I was on the verge of cutting my impending vacation short, so as not to miss Commissioner Randy Leonard's upcoming report on the state of Portland's police bureau. The report was due to Mayor-elect Sam Adams on September 9—right in the middle of my two weeks sojourn. (Great timing, guys!)
Given Leonard's recent power scuffles with Police Chief Rosie Sizer—and his potential takeover of the bureau under Adams' mayoral tenure—the report was no doubt going to be a doozy.
Lucky for me, Leonard sent out a draft of the report on August 28, following records requests from this paper and others. (The more likely motivation for releasing a draft, however, was to pressure Mayor Tom Potter and Sizer to comment on the damn thing ASAP, so Leonard can get to work on the final version. Mission accomplished: Just hours after Leonard released the draft, Potter released his comments.)
And as "dooziness" goes, the report did not disappoint. Though Leonard starts off on the right foot, lauding Portland's cops as being "among the most professional, creative, and progressive police officers employed by any city in the United States," he quickly digs into management and leadership issues that he says are squashing morale at the bureau.

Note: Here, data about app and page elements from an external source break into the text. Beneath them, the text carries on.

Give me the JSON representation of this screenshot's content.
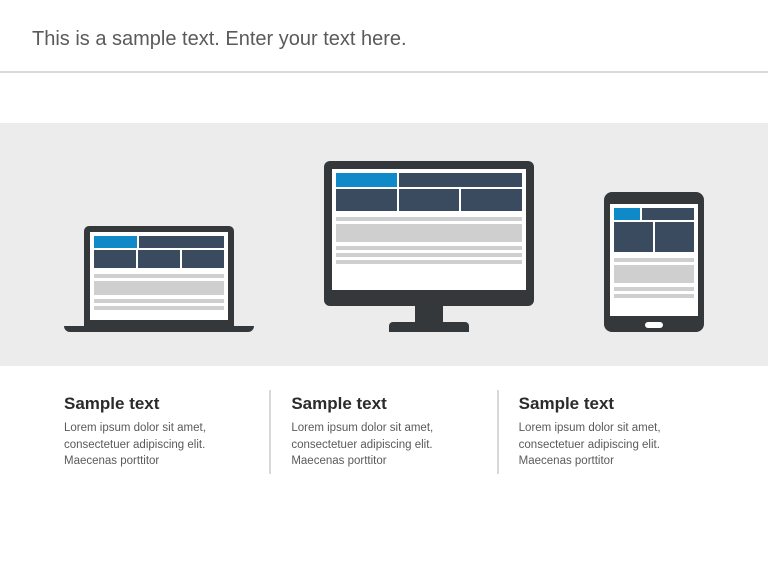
{
  "header": {
    "title": "This is a sample text. Enter your text here."
  },
  "colors": {
    "accent_blue": "#1089c9",
    "navy": "#3a4a5f",
    "device_dark": "#34383b",
    "band_bg": "#ececec"
  },
  "devices": [
    "laptop",
    "desktop-monitor",
    "tablet"
  ],
  "captions": [
    {
      "title": "Sample text",
      "body": "Lorem ipsum dolor sit amet, consectetuer adipiscing elit. Maecenas porttitor"
    },
    {
      "title": "Sample text",
      "body": "Lorem ipsum dolor sit amet, consectetuer adipiscing elit. Maecenas porttitor"
    },
    {
      "title": "Sample text",
      "body": "Lorem ipsum dolor sit amet, consectetuer adipiscing elit. Maecenas porttitor"
    }
  ]
}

The 16-page report details things like the "diluted" vision of community policing, "poor internal communication" that "[results] in a decision making process that lacks street officer input," and an "almost exclusively reactive" media relations and public outreach strategy.
He also tackled problems with "minority community engagement" and racial profiling—two areas the department needs to take more seriously. Leonard notes that while not everyone agrees that racial profiling exists, "even the perception of racial profiling is a problem for the City."
In closing, Leonard sums it up: "In my view, if the management of the Police Bureau addresses internal issues such as low morale, lack of internal coordination, outdated hiring processes, poor communication, and inflexible budget development and execution, then the Police Bureau's ability to combat external challenges such as increased gang activity, drug-related crimes, and prostitution will improve."
Potter, not surprisingly, stood up for Sizer, and attacked Leonard's report. "Overall, I am concerned with the tone and depth of any report that makes such sweeping statements about a number of important issues, including such difficult-to-quantify issues as morale."
Given the mayor's intense comments, Adams has extended Leonard's final due date—until, thankfully, after I return from vacation. See ya in a few weeks.